Task requirements: Lines in the listing below that include the word "code" need to be copied.
[Opening Supplied data section]
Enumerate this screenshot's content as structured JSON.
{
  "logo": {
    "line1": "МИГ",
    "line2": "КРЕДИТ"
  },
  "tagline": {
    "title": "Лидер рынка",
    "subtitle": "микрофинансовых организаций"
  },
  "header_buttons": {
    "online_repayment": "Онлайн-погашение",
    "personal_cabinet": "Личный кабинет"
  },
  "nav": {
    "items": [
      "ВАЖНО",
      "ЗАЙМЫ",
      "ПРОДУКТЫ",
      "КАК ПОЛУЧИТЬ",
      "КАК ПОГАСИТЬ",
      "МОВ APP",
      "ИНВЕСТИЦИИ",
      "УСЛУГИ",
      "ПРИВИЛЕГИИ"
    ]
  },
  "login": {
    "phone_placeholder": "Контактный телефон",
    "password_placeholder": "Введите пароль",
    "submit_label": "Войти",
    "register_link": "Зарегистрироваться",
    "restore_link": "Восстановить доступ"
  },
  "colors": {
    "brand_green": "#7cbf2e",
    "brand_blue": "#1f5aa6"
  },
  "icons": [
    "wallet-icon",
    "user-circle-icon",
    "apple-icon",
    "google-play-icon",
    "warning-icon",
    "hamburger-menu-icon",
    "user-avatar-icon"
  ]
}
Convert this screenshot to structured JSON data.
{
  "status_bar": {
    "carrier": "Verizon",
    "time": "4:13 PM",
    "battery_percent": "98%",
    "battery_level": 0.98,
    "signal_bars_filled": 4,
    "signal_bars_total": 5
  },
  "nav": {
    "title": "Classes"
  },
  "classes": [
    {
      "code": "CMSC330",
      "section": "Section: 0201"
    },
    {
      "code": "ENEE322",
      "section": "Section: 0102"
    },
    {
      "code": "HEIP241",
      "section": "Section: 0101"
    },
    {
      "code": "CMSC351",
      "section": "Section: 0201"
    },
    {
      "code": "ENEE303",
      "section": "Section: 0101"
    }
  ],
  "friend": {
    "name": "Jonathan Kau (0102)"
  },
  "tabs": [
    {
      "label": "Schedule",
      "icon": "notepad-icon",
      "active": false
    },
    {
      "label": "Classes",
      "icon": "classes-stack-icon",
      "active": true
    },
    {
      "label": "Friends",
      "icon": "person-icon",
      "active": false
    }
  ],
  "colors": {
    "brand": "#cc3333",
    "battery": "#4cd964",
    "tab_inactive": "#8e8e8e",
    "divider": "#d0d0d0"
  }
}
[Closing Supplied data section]
Response:
      "code": "CMSC330",
      "code": "ENEE322",
      "code": "HEIP241",
      "code": "CMSC351",
      "code": "ENEE303",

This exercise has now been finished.